WHAT TO PRODUCE
Go through the data and report each line that holds the string "color".
____
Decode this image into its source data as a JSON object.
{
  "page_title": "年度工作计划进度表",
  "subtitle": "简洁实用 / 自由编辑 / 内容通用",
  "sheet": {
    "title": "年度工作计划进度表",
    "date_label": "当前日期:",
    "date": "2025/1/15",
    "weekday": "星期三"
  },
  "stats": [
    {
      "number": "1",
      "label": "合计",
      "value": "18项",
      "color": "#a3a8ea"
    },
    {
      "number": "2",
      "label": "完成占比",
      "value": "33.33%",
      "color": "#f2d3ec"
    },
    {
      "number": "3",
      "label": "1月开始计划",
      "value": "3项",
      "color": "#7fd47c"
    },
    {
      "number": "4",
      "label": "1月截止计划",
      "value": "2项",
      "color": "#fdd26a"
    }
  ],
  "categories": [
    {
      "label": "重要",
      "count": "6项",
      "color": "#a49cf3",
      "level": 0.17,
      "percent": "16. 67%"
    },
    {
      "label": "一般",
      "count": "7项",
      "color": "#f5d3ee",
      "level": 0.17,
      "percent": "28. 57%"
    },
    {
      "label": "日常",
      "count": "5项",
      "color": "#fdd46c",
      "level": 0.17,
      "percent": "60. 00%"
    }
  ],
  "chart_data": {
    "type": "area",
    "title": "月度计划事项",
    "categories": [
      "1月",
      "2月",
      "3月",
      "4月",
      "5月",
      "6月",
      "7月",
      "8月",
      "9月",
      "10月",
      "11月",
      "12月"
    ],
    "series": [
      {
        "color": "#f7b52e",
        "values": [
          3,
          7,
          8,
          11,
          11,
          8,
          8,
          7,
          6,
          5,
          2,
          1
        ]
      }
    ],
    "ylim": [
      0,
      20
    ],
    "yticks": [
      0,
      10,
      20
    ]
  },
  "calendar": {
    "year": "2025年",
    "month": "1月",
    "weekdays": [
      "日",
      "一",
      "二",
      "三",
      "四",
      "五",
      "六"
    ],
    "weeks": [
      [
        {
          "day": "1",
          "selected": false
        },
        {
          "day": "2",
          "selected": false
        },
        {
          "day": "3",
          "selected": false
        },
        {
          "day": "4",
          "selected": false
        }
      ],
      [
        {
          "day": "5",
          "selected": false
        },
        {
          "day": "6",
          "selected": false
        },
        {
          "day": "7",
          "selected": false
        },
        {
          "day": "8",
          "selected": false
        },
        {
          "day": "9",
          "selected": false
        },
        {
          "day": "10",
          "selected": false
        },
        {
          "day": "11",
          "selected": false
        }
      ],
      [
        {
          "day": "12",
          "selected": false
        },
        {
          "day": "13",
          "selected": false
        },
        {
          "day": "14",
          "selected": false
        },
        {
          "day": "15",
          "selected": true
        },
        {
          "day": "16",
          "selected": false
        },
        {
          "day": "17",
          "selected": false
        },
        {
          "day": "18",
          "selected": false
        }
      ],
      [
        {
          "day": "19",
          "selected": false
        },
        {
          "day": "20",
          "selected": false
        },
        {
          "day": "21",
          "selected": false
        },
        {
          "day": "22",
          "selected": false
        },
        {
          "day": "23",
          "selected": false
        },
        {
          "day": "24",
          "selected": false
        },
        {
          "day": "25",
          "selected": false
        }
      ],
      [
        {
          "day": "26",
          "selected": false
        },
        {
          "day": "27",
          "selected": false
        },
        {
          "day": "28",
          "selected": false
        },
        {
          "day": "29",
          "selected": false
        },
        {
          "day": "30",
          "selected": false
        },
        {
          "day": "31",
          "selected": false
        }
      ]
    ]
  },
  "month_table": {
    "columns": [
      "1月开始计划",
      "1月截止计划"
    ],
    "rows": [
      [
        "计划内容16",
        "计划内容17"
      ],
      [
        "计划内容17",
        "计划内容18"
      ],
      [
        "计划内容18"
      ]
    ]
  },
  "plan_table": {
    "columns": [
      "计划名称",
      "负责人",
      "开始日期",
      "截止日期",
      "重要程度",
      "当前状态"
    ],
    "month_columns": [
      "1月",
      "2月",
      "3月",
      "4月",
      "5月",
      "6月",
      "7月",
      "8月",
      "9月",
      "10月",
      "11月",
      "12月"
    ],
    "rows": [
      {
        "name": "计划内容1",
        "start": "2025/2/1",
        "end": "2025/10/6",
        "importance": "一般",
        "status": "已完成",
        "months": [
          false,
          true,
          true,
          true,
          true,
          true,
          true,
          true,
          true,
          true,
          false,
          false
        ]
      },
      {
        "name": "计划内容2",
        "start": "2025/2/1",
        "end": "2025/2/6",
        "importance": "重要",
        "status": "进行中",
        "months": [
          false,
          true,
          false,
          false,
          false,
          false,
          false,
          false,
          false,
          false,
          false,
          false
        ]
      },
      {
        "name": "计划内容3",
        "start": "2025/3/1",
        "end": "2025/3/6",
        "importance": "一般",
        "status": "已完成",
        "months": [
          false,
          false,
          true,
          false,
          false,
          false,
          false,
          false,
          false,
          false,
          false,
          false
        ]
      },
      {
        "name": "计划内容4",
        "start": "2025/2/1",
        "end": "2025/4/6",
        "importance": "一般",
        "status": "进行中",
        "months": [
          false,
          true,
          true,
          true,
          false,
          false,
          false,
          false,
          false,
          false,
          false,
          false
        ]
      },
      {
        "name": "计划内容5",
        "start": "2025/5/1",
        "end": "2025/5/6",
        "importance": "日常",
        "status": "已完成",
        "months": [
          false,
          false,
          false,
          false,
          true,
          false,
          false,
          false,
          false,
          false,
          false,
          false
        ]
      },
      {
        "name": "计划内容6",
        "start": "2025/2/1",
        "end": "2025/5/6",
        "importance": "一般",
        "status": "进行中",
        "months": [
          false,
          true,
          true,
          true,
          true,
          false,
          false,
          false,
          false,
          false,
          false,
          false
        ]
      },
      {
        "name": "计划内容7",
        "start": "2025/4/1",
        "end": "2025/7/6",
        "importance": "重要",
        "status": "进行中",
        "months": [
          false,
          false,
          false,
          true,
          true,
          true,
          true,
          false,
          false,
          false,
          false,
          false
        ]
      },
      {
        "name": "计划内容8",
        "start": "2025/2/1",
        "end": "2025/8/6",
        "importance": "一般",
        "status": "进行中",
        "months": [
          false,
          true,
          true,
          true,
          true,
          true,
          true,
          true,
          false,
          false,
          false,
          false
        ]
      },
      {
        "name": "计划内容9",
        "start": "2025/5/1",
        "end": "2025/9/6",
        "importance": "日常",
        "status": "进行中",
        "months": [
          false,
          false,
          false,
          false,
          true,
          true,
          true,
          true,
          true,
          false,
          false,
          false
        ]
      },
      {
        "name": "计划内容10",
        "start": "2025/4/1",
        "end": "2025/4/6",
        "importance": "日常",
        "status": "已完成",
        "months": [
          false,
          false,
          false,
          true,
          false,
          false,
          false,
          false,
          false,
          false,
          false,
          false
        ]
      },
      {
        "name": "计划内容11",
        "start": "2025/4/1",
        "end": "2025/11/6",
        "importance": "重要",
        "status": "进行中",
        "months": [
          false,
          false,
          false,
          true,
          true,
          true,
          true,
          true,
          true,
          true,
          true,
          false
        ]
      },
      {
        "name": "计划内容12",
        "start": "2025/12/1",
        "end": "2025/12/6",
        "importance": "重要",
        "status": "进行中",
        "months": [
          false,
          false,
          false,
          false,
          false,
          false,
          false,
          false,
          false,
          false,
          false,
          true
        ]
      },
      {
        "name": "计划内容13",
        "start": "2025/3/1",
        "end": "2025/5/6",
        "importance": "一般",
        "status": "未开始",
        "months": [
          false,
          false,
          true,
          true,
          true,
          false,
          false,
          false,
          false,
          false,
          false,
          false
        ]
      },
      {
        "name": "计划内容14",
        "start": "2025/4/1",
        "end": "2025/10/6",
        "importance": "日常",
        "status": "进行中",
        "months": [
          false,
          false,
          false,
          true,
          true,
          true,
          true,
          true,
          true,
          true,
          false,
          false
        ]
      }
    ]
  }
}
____
TASK ANSWER
      "color": "#a3a8ea"
      "color": "#f2d3ec"
      "color": "#7fd47c"
      "color": "#fdd26a"
      "color": "#a49cf3",
      "color": "#f5d3ee",
      "color": "#fdd46c",
        "color": "#f7b52e",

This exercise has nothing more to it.